In light of Kiev‘s recent, rather negative ascent to the spotlight, I thought I’d turn tables and show the beautiful side of the Ukrainian capital. Here is St Andrew’s Church (which also happens to be my favourite church I’ve so far visited), reaching for the heavens with its beautiful bejewelled turquoise dome. According to legend, St Andrew had planted a cross on this exact site, proclaiming that one day, it would be the site of a ‘great Christian city.’ Not exactly a cathedral, St Andrew’s namesake is no ordinary church either. Commissioned by the famous Catherine the Great, built by the famed Italian architect Bartolomeo Rastrelli who had a penchant for extravagance and opulence (architect of St Petersburg‘s Winter Palace and Smolny Cathedral), and named for St. Andrew, the patron saint of Kiev, St Andrew’s Church was constructed in the years 1747-54 in Baroque style. However, for some reason, Catherine wasn’t pleased, and poor Rastrelli was fired. Apparently, she had no taste for beauty because today, Андріївська церкваone is one of the most beautiful buildings not only in Kiev, but in the entire continent.
St. Michael’s Golden-Domed Monastery, Kiev, Ukraine,
or, Михайлівський золотоверхий монастир
It’s like fairyland, no? Overlooking the Dnieper River in central Kiev and facing down its beautiful sister, St Sophia, this magnificent piece of architecture is actually a functioning monastery. Though built in 1108-1113, it was demolished in 1934-1936 (three guesses who destroyed it…), and not rebuilt until 1999. So really, it’s only the site that’s old, not the cathedral itself. If you’ve never been to an orthodox cathedral, prepare for jaw-dropping beauty, both inside and out. Hershey-kissed shaped golden domes top its exterior towers, and inside, well, prepare for walls covered floor-to-ceiling in intricately-painted pictures and paintings. Golden walls and impressive idols line the alter. The whole interior is seems massively never-ending, and its acoustics are amazing; it’s like you’ve stepped into another world! Buildings like this make you appreciate the artistic capabilities of humanity all over again.
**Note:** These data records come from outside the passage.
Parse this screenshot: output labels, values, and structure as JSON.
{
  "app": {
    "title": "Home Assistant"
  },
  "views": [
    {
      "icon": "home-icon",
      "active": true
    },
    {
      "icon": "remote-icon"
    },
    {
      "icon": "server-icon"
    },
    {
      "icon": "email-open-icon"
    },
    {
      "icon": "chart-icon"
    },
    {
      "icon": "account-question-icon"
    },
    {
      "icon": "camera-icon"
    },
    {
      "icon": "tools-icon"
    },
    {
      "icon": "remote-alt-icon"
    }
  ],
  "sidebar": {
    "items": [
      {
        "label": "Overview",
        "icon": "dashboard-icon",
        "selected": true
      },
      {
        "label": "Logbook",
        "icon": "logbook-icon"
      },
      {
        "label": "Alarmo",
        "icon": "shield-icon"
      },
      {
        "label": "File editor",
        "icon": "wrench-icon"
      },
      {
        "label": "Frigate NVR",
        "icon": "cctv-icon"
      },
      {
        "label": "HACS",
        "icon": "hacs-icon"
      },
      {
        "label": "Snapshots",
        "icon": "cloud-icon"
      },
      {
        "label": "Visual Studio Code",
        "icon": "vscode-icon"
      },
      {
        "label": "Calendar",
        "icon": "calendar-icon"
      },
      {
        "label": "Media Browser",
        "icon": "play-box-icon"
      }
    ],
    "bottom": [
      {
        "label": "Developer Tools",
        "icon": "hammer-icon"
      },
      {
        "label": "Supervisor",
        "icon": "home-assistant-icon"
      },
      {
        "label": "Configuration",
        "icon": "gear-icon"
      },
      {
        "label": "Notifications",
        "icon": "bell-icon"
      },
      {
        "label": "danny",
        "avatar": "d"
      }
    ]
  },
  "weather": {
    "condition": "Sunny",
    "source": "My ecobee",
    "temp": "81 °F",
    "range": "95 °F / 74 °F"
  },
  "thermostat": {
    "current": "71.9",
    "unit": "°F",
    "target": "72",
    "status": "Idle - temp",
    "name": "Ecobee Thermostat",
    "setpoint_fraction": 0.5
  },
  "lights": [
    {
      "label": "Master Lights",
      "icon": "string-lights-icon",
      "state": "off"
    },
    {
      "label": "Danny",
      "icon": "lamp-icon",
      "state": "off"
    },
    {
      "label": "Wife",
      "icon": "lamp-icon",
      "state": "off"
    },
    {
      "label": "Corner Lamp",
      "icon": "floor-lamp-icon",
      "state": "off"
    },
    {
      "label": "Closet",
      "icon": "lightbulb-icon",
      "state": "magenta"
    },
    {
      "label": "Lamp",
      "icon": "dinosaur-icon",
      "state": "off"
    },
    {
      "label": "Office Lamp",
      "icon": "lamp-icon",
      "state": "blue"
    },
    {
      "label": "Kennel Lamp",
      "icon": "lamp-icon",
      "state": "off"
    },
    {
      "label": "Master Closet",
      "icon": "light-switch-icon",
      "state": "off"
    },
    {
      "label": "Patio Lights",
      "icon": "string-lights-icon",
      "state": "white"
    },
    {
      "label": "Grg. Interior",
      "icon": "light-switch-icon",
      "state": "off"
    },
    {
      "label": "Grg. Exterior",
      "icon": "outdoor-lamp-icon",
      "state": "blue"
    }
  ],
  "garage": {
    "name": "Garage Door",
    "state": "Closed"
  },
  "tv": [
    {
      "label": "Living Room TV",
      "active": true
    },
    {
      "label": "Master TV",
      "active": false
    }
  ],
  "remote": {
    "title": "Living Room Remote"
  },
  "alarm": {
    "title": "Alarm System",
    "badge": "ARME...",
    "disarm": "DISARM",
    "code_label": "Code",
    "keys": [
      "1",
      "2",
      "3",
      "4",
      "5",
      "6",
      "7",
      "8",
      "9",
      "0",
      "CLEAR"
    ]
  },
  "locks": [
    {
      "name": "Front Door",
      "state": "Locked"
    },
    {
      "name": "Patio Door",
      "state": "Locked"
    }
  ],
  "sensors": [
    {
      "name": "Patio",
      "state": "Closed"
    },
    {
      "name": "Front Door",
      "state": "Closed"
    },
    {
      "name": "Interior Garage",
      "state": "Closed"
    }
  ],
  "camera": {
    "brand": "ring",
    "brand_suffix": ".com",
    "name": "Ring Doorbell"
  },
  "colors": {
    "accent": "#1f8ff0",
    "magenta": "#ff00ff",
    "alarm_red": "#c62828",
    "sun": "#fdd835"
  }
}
After having seen the orthodox cathedrals in Kiev – wildly colourful, crazily textured, beautifully gilded, onion-dome topped, with every inch carefully painted, I will never look at a cathedral the same way. Western cathedrals, while impressive and beautiful, rarely stand out from each other. But Eastern Orthodox cathedrals – each one is a separate work of art, each one is different, unique. This is St. Panteleimon’s, built in Russian Revival design between 1905 and 1912, so it is not terribly old in comparison with other religious structures in Europe. Some say it resembles the Nevski Cathedral in Tallinn – and there is some resemblance! St. Pan’s was intended to serve as a branch of St Michael’s Golden-Domed Monastery, but was closed and looted in WWII. Today, it is only a hollow shell which has been restored as the main church of a nunnery. It rests in the quiet, suburban park of Feofaniya (getting there is tricky because the Ukrainians don’t post bus signs or if they do, they are in Cyrillic. From M. Libidska take bus 11 or 156 to the last stop) on 1.5 km2 acres of land. It makes a lovely backdrop for an afternoon stroll!